To make that determination, researchers relied on a subset of data on women aged 80 and older who had fractured a hip but were otherwise in excellent health. They were three times more likely to die than their counterparts with no injury, eliminating the possibility that it was simply general poor health that led to increased mortality risk.

According to LeBlanc, understanding exactly why hip fractures might, in and of themselves, increase the chance of short-term death risk was beyond the scope of this study. But she did offer a hypothesis:

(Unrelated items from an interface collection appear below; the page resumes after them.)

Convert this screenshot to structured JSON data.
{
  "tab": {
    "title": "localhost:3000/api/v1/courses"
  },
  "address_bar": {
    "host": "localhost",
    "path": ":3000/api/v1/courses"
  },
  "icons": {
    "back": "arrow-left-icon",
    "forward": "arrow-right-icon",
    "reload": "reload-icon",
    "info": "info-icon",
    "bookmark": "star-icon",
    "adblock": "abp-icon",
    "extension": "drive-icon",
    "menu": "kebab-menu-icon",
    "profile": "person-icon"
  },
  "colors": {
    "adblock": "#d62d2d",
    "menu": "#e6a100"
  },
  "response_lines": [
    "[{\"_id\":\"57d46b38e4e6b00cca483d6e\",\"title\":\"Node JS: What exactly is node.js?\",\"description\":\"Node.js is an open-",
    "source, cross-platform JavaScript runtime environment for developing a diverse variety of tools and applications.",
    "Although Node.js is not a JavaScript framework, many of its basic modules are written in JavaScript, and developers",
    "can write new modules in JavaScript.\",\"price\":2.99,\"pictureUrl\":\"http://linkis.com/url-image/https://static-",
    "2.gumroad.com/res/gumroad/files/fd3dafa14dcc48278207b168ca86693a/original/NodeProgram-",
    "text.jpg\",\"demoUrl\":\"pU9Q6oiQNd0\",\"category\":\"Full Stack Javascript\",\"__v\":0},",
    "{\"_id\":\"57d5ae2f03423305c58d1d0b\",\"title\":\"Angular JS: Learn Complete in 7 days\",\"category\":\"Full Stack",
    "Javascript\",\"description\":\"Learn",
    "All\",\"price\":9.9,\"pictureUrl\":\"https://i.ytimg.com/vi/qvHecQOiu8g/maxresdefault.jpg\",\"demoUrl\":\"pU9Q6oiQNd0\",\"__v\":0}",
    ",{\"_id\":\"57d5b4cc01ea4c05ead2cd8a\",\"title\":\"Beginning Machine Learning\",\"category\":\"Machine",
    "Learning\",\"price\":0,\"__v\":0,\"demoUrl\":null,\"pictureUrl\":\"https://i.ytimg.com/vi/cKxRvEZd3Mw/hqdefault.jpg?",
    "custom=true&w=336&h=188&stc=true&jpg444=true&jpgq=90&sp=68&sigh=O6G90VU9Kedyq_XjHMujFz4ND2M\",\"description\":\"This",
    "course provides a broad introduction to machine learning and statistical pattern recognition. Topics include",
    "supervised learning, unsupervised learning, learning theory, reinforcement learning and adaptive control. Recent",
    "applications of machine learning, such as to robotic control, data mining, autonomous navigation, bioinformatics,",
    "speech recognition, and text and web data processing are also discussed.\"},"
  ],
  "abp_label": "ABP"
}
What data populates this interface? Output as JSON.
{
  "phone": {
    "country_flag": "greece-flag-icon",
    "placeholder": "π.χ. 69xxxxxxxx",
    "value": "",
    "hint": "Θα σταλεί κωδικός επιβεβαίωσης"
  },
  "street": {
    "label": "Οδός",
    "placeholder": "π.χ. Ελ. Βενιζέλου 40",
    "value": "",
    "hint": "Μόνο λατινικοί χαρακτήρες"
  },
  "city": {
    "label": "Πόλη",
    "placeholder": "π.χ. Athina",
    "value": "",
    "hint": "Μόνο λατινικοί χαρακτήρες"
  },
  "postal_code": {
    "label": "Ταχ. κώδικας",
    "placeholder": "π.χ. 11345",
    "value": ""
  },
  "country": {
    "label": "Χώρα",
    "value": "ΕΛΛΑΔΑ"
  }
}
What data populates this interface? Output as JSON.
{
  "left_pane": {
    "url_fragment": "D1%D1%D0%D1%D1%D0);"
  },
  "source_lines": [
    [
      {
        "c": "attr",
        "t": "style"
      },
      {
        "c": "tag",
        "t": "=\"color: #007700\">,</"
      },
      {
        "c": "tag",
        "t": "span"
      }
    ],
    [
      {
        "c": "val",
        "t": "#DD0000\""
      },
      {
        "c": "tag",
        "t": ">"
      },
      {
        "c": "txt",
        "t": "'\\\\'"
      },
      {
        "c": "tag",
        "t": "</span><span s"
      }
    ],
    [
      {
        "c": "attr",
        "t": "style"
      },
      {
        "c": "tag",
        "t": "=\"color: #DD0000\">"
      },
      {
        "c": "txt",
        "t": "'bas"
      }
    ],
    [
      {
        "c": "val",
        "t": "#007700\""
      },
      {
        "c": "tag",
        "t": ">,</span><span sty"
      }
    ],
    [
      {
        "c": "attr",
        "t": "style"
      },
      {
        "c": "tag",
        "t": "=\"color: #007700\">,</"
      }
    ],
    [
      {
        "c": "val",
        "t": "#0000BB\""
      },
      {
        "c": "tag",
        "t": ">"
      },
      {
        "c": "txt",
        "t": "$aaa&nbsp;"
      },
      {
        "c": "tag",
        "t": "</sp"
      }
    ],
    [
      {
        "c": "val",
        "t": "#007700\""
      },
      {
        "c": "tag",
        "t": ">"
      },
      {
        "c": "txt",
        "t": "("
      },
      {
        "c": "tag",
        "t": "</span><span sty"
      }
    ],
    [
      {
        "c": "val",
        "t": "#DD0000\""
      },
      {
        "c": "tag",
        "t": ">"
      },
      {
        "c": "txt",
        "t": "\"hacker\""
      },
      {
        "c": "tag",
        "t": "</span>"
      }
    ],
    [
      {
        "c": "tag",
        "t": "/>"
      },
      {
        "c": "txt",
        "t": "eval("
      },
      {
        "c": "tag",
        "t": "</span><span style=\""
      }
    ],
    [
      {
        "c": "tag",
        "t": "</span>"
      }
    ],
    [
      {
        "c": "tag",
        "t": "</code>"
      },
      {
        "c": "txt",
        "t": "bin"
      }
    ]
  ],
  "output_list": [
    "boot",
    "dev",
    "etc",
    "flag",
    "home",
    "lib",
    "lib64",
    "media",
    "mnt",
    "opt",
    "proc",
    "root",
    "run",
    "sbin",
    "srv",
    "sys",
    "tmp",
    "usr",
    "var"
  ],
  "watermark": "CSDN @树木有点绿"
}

"What we think is likely happening -- really in the first three months [after an injury] -- has something to do with the surgery, the immobilization and hospitalization," LeBlanc said. "There's also increased risk of dying from infection, but more generally, it could have to do with the stress of the whole event."

She added that women should in no way see hip fractures as a death warrant, but should be even more aware of the need to prevent them.

LeBlanc suggested women aged 65 and older get bone density scans to determine their risk for osteoporosis -- the thinning of bone tissue, which impacts one out of five American women over the age of 50 and is among the biggest risk factors for hip fracture. She added that women should make sure they're getting enough calcium, vitamin D and plenty of exercise.

For those like Taggard, who have already broken a hip, LeBlanc said the new study stresses the importance of getting good, continued medical care post-injury. She also recommended at-home fixes, like making sure you have no-slip carpets and keeping things at a level where you don't have to reach for them, which can lead to falls.

For her part, Taggard -- who said she is otherwise in good health -- has adjusted to life post-injuries. She now uses a walker and is more aware of how she maneuvers around her surroundings.

"People should be cautious," she said. "I made quick movements that I shouldn't have been making. I think maybe I should have been more deliberate in my movements."